Attraction management platform innovator Convious and market research experts Baker Richards have unveiled the results of research into consumer attitudes to dynamic pricing for visitor attractions. The companies are sharing these strategic insights into how pricing variations can be effectively used by destinations to give guests a better experience, increase sales and optimize attendance.
The research interviewed 550 adults in the U.K. who have been to a visitor attraction in the last 12 months and identified two groups, those who tend towards visiting leisure venues such as theme parks, waterparks and adventure playgrounds, and those prefer cultural destinations including museums, galleries and historic properties.
The research revealed that dynamic pricing is not widely understood amongst the public, with less than a quarter of respondents having heard the term previously.
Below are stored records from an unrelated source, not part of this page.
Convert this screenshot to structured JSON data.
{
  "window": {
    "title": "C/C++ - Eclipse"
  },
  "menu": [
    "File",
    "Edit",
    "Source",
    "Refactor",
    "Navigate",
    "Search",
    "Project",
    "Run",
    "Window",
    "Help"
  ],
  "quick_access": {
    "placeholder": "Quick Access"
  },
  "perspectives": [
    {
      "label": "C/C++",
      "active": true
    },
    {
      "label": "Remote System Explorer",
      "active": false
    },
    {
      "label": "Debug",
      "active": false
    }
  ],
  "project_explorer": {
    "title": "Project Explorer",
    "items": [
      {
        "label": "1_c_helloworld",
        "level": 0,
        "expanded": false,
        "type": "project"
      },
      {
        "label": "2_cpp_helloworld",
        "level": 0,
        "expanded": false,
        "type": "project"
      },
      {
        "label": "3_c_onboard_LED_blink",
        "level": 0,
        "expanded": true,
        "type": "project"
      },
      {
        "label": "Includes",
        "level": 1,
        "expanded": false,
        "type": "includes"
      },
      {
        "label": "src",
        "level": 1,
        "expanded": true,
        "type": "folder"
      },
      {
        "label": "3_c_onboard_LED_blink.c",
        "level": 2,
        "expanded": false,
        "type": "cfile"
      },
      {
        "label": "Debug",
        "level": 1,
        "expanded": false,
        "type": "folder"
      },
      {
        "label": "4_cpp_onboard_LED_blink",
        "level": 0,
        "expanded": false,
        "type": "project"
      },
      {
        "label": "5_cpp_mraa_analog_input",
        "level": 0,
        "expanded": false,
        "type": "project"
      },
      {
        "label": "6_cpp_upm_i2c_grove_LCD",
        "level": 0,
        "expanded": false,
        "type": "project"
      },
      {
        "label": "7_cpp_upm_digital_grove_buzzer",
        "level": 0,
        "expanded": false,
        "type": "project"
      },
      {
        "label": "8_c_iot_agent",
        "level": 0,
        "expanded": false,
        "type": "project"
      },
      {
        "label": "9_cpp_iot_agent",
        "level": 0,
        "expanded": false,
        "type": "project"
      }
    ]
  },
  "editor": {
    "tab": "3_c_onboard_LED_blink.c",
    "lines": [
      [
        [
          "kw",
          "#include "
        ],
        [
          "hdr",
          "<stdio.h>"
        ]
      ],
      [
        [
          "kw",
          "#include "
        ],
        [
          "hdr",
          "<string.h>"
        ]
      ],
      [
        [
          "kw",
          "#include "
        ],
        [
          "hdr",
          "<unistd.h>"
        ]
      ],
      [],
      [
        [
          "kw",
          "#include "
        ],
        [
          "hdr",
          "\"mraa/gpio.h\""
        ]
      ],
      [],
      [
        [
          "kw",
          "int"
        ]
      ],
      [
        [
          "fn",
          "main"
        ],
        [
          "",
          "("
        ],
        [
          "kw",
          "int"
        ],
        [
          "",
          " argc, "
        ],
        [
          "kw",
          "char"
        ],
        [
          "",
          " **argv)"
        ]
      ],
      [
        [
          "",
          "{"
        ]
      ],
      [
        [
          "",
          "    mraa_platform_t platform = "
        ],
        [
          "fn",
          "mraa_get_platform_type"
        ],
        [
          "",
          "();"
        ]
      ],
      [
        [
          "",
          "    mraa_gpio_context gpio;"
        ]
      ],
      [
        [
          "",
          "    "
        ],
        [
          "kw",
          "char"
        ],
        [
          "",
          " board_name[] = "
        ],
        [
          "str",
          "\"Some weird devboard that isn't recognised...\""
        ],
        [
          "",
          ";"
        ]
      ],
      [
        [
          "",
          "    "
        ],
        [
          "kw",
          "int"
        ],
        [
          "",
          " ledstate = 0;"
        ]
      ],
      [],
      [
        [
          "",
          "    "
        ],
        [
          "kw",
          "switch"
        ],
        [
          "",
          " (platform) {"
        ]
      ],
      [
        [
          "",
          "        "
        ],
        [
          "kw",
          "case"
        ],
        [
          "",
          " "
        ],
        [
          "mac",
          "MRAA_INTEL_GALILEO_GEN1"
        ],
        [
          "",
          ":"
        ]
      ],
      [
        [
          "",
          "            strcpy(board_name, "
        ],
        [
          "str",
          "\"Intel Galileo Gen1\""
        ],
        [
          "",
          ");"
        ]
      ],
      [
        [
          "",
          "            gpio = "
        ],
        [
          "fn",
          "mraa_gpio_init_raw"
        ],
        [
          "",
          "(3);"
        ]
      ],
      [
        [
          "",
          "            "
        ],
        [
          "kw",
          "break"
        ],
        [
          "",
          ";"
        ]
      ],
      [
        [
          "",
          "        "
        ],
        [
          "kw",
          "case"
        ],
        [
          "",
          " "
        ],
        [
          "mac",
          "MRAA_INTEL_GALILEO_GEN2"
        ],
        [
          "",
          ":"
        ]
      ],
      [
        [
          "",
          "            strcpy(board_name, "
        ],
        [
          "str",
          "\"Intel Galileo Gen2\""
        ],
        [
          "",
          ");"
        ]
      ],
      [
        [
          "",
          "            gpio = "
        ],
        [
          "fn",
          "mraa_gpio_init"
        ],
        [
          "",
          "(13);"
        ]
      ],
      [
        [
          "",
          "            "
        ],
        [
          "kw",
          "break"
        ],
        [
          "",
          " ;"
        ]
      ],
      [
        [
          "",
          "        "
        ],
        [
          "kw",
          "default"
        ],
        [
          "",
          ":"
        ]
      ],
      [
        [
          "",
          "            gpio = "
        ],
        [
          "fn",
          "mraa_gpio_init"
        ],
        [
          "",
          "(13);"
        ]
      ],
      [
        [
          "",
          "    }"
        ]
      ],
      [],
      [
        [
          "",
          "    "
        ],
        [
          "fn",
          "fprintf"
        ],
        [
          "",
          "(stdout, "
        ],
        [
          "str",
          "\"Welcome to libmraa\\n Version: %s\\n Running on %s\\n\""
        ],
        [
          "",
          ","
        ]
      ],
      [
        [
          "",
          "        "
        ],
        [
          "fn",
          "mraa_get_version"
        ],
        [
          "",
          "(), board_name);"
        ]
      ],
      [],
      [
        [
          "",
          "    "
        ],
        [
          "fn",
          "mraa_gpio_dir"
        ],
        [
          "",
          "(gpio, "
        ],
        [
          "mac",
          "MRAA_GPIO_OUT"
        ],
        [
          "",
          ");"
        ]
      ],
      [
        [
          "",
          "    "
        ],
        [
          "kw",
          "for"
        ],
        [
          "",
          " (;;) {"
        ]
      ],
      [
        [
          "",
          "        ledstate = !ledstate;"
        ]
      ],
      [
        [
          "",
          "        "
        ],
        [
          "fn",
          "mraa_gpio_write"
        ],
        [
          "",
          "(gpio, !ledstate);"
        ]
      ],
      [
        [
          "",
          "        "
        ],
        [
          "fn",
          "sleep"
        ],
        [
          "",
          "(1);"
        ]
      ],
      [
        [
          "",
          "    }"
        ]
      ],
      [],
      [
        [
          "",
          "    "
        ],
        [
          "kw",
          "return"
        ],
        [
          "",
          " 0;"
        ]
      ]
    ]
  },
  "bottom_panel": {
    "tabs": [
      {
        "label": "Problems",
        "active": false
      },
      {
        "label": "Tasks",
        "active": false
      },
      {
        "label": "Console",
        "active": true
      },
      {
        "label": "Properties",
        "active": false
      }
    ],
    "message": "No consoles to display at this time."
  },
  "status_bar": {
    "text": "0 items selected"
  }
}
However, when presented with examples of dynamically priced tickets 80% of respondents chose to buy there and then.
Andy Povey, Managing Director for U.K. and Ireland at Convious explains: “This fits with our experience in the real world — consumers like to get a deal and tend to purchase earlier when they are offered a lower price.”
One key finding was that price options, alongside scarcity and uncertainty, have the ability to change behavior. When presented with different prices by time of day, 42% of respondents said that they would choose to visit at a cheaper time.
Povey states, “Again this fits with our real world experience. Attractions that use dynamic pricing to manage distribution of visitors through the week and even day report increases in income and guest satisfaction.”
A major outcome from the research is that clear communication is essential to help people make a good choice and understand how to benefit from the variations in pricing.
“People generally accept that prices can be different at different times of day, days of the week, or month,” says Povey. Venues that focus on communicating why the price has changed rather than the different prices are not answering the question that the guest is asking.
When faced with some criteria for price variations, 68% don’t think it’s okay to increase prices when a destination is busier than usual, but 61% think it is ok to lower prices when it is less busy. Dynamic pricing is most effective when simple and transparent and doesn’t bombard people with too many options.
Povey comments: “Dynamic pricing has been a hot topic in the attractions industry for the past 5 years or so. It’s very easy to fall into the trap of assuming that ‘dynamic’ means ‘increased’ and while it’s true [that] dynamic pricing does allow increases to ticket prices that is not the largest benefit. When implemented correctly dynamic pricing can improve guest experience, broaden and diversify audiences and improve financial results for the venue.”
Robin Cantrill-Fenwick, Chief Executive, Baker Richards comments: “The research highlights something many attractions will recognize — there is intrinsic price sensitivity in the market because of the economic conditions. However, dynamic pricing is an increasingly popular tool which encourages visitors to book in advance, helping the attraction to predict and manage their costs, and providing a range of price points to the prospective visitor. The experience in other industries has been that so long as prospective visitors are aware that prices are fluid but fair, they accept the practice and adapt their behaviour to take advantage of savings.
“By educating visitors into this way of thinking, destinations can manage capacity, increase visitor numbers and give guests a better experience by spreading visitor ingress. At a time when incomes are being hit across the board, dynamic pricing can arguably be fairer than a traditional concessions model, as it opens up lower prices to anyone who needs them — so long as they book early.”